When I started my career as a business analyst, my core responsibility was reporting. At the time, that meant doing a lot of work with pivot tables and vlookups in Excel, printing off the results and mailing them to individual business units. It was a manual, laborious process, but I remember that my biggest frustration with the work was never the papercuts or the monotony, it was that I felt like there was something missing. 

I was spending all this time on reports that answered questions about whether or not the company was hitting certain goals, but there was never anything deeper. The question that no one was ever able to answer was “Why?

Things have changed a lot since those early reporting days. My job responsibilities have evolved a lot and the reporting tools I use have also upgraded to allow me to ask and answer a lot more important questions. Now, I’m in charge of making sure we hit all of the important KPIs. Here’s a sampling of metrics that I own: churn, new business ARR, average deal size, collections, burn rate, headcount, support ticket count. 

Keeping track of all that information is important, but technology has advanced to a point where I can find all the data I need without using Excel or the post office. Modern BI tools allow me to create visualizations that track each of those KPIs and check it as often as I want, but if I were just building a series of one-off charts to monitor company goals, I’d still be missing out on that bigger why? question. 
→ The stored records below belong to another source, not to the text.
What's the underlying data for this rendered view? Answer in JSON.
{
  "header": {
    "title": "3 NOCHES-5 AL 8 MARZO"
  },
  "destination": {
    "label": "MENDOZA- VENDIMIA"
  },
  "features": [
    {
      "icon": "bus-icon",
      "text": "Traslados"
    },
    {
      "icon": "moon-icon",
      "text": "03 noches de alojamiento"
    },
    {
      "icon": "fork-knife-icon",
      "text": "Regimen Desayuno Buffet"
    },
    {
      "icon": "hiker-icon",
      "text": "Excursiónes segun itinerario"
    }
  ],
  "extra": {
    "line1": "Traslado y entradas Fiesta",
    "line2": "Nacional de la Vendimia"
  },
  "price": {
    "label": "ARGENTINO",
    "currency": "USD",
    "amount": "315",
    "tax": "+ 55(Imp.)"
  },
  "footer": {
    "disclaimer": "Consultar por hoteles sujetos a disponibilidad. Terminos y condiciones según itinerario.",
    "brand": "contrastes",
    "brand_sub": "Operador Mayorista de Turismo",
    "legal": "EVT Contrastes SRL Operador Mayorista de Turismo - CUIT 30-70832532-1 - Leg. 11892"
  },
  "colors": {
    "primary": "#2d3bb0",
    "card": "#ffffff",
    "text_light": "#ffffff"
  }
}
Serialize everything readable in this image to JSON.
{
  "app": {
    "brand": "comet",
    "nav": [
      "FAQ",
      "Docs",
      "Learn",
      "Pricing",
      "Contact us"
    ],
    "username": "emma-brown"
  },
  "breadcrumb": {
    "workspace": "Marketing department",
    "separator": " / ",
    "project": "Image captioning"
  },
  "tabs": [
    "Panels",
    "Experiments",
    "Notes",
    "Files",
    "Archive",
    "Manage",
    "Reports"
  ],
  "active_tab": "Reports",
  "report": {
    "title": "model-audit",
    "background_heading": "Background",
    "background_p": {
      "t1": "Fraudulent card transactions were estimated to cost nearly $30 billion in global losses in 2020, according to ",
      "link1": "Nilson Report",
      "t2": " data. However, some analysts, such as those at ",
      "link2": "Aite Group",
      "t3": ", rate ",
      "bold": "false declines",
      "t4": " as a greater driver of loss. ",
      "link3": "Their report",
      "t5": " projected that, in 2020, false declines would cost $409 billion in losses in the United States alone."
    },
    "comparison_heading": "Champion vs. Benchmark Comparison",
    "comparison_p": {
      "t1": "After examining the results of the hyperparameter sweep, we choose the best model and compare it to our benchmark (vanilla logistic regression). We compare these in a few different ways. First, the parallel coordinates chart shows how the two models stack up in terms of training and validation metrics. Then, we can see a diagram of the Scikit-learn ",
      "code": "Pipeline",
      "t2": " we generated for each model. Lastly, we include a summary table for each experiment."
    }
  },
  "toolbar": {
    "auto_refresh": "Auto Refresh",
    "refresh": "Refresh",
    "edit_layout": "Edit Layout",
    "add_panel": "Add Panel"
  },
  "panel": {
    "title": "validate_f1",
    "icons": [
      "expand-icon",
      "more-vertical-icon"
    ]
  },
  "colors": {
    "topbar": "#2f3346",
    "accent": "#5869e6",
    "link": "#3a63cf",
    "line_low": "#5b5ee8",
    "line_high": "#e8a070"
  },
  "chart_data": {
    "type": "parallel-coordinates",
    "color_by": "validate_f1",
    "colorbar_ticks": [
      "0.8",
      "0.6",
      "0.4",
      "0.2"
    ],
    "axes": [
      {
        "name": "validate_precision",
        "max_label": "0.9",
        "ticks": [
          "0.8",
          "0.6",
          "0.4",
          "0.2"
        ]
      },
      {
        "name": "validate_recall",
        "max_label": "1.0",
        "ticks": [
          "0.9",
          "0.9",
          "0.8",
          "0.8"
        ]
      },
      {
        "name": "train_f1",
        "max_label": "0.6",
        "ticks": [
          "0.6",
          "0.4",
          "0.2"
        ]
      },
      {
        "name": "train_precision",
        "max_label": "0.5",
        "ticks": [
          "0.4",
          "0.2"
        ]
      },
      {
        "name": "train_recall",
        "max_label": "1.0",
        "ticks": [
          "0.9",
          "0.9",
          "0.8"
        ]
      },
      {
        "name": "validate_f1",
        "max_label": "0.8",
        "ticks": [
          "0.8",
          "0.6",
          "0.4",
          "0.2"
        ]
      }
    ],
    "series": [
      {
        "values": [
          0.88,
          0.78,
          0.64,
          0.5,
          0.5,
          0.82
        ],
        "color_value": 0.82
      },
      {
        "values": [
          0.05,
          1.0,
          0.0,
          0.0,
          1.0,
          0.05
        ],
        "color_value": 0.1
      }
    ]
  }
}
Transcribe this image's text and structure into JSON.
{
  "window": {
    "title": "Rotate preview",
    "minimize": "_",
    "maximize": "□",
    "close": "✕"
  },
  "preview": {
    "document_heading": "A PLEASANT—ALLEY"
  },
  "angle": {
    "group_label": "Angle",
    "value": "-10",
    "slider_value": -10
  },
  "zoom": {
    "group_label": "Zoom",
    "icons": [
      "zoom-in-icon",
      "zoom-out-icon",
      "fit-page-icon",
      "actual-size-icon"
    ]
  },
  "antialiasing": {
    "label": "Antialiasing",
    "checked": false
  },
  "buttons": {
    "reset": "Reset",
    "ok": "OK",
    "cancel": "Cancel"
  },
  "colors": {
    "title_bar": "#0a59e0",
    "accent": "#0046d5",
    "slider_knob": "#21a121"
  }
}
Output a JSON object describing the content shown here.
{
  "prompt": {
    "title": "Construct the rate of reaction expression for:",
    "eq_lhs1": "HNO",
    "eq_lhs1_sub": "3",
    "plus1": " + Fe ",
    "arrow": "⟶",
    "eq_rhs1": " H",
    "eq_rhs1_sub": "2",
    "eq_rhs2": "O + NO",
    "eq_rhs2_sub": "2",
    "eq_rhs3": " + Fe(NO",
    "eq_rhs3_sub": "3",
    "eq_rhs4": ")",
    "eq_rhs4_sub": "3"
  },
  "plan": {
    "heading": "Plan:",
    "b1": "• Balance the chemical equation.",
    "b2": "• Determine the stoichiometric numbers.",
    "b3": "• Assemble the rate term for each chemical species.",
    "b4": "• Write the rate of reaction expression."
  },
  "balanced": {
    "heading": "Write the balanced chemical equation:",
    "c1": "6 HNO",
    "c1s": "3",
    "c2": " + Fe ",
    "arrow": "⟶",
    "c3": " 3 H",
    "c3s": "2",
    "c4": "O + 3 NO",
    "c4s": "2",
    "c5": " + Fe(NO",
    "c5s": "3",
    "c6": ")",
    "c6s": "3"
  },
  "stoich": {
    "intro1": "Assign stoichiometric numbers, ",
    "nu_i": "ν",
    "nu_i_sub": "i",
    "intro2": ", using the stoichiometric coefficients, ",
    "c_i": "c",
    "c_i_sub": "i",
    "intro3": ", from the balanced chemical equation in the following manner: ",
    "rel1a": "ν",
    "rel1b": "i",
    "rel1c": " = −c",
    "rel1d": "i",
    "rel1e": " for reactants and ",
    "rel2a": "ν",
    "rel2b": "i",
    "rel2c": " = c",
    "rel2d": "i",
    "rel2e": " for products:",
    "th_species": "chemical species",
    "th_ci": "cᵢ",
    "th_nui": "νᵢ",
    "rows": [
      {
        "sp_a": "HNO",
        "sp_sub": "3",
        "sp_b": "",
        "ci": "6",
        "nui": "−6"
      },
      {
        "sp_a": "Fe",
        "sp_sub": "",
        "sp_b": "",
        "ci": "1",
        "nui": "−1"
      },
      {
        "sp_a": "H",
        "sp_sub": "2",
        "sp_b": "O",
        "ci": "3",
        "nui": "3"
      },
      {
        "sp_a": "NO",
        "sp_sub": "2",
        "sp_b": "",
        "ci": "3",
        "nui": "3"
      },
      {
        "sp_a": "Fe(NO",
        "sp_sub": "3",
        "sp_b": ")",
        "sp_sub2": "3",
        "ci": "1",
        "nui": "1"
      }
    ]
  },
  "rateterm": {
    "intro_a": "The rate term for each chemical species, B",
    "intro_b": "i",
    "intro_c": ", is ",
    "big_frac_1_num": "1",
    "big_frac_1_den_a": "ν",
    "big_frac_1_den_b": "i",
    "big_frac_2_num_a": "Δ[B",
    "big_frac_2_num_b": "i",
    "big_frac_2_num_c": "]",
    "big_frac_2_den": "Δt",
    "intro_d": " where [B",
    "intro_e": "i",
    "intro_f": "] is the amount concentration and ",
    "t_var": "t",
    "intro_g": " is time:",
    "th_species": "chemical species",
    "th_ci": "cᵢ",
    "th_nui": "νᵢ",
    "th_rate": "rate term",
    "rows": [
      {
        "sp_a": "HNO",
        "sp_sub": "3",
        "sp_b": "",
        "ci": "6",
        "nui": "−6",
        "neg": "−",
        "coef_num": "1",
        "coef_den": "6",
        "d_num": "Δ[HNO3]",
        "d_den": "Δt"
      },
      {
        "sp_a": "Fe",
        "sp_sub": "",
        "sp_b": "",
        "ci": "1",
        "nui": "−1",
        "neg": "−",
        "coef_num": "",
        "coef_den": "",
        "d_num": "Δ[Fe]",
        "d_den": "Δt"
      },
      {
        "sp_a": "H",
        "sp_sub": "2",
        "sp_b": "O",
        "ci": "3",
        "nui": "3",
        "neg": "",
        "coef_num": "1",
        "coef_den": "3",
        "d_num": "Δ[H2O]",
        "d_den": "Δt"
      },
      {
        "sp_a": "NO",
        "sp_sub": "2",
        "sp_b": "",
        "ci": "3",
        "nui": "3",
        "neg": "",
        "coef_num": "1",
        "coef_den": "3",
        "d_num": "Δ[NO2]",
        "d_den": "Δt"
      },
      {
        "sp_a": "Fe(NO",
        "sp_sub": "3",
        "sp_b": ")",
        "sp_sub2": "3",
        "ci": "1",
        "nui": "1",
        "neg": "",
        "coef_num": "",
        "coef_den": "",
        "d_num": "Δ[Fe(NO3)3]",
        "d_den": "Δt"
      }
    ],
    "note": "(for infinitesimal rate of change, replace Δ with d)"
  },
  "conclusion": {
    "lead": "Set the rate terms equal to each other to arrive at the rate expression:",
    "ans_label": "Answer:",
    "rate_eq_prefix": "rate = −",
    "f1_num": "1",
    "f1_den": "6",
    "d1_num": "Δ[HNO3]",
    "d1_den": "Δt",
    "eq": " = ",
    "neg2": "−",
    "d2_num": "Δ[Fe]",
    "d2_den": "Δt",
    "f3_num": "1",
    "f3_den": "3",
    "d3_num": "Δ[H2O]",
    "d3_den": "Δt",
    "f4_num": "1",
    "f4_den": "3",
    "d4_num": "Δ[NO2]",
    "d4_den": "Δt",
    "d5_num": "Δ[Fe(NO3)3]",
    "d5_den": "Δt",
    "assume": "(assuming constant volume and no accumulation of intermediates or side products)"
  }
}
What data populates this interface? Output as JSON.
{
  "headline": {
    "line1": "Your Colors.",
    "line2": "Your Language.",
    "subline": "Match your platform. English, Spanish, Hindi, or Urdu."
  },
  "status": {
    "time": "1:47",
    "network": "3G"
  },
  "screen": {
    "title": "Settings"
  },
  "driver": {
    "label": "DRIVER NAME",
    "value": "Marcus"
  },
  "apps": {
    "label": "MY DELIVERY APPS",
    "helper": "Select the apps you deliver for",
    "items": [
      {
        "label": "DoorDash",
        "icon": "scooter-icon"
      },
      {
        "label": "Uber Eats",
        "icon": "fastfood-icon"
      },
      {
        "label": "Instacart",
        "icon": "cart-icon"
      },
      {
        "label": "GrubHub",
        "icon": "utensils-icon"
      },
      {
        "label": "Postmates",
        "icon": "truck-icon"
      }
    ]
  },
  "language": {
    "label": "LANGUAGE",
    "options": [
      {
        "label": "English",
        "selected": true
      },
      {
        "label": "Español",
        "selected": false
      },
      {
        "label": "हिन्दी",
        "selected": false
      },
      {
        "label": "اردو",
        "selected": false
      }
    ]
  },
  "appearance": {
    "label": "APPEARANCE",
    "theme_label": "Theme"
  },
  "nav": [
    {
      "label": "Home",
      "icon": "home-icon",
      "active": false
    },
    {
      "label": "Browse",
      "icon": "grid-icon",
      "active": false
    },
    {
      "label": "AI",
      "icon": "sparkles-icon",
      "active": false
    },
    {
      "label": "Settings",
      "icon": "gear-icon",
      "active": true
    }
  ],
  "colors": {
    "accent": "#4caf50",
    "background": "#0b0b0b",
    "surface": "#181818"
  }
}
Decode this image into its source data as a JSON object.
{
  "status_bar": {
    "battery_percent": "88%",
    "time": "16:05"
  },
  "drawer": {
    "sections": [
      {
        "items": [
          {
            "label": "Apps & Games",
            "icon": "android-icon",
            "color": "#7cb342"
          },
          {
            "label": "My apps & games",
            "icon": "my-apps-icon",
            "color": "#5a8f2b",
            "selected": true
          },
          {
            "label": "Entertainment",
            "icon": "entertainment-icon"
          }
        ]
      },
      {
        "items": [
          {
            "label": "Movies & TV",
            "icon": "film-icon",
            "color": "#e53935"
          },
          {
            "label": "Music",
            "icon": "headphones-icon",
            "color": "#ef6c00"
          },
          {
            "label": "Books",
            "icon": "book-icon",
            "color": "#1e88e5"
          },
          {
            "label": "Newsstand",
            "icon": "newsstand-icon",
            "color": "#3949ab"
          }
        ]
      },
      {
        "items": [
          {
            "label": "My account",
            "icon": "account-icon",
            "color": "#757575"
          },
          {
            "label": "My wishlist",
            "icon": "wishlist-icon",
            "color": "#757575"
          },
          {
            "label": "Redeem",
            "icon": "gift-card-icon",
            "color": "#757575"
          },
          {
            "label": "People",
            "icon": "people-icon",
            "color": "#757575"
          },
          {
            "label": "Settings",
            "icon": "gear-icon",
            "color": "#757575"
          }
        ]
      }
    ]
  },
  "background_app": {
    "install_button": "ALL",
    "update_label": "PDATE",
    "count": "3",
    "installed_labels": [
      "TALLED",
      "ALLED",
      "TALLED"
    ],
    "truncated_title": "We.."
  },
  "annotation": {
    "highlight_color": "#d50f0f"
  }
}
To truly be taking advantage of the best data technology and pushing my company further ahead, I need to do more with my data. The first step is to collect all of the important individual systems of record (for us, it’s more than 20) together on a single platform. From here, I can create a single dashboard that houses living data as well as the goals each team needs to hit for a certain time period. 

This process doesn’t happen overnight, but as more and more data sources are combined and that dashboard begins to take shape, the team naturally begins to do more than just track progress. Executives and individual line-of-business leads start connecting dots and using data (and a data team) to answer why? for a wide range of business problems. As the team asks new questions and explores the data to answer them, everyone begins to take better ownership of their crucial KPIs and the company-wide goals start falling into place. This is how a data-driven team operates.

The end result of this process is a single dashboard that displays progress for every team at the company. It’s still on me to make sure we’re hitting those cross-team targets, but I can analyze data from every part of the business to find correlations and pull the right levers to achieve our goals. In a modern company, the entire business is so intertwined that the success of one branch often relies on a handful of tweaks that need to be made on other teams. All it takes to diagnose the issue, make the change and reap the benefits is someone keeping a pulse on the data and the right tools to answer why?

To see an example of the cross-team dashboard I use every day and learn more about what it takes to build one at your company, check out our One Dashboard to Rule Them All webinar.